[SOURCE DATA — start]

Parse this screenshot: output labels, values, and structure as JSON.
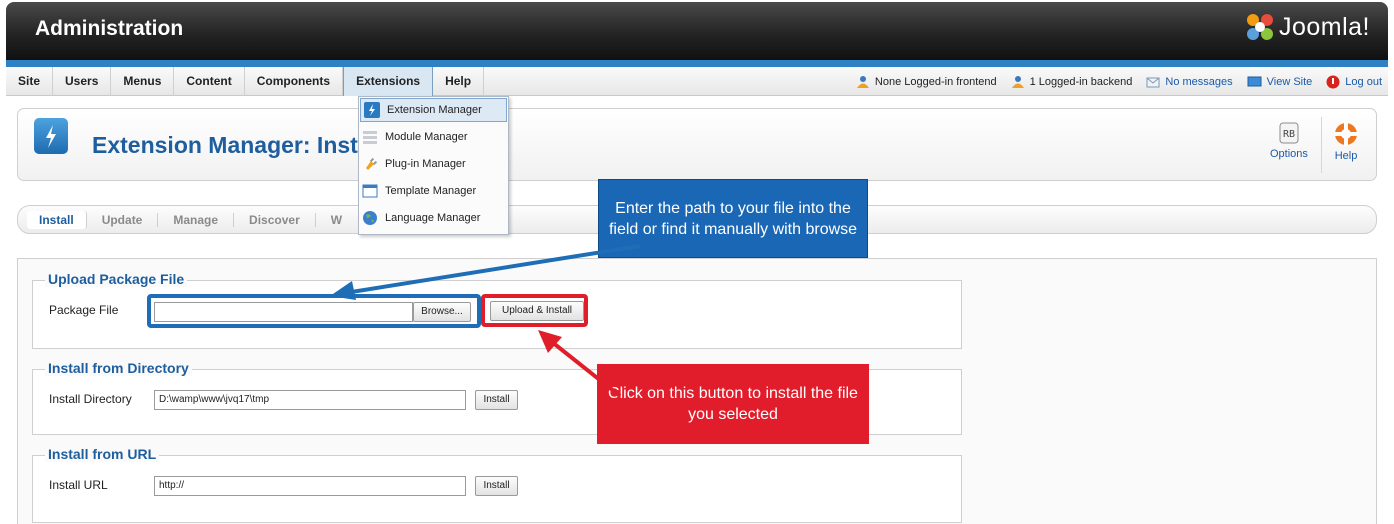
{
  "header": {
    "title": "Administration",
    "brand": "Joomla!"
  },
  "nav": {
    "menu": [
      "Site",
      "Users",
      "Menus",
      "Content",
      "Components",
      "Extensions",
      "Help"
    ],
    "status": {
      "frontend": "None Logged-in frontend",
      "backend": "1 Logged-in backend",
      "messages": "No messages",
      "view_site": "View Site",
      "logout": "Log out"
    }
  },
  "dropdown": {
    "items": [
      "Extension Manager",
      "Module Manager",
      "Plug-in Manager",
      "Template Manager",
      "Language Manager"
    ]
  },
  "toolbar": {
    "title": "Extension Manager: Insta",
    "options": "Options",
    "help": "Help"
  },
  "submenu": [
    "Install",
    "Update",
    "Manage",
    "Discover",
    "W"
  ],
  "upload": {
    "legend": "Upload Package File",
    "label": "Package File",
    "browse": "Browse...",
    "submit": "Upload & Install"
  },
  "directory": {
    "legend": "Install from Directory",
    "label": "Install Directory",
    "value": "D:\\wamp\\www\\jvq17\\tmp",
    "button": "Install"
  },
  "url": {
    "legend": "Install from URL",
    "label": "Install URL",
    "value": "http://",
    "button": "Install"
  },
  "annotations": {
    "blue": "Enter the path to your file into the field or find it manually with browse",
    "red": "Click on this button to install the file you selected"
  },
  "colors": {
    "accent": "#2e82c4",
    "title": "#1e5e9e",
    "annotation_blue": "#1a67b5",
    "annotation_red": "#e21d2b"
  }
}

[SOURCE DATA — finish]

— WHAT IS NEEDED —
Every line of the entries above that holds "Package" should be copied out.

— OUTPUT OF THE EXERCISE —
    "legend": "Upload Package File",
    "label": "Package File",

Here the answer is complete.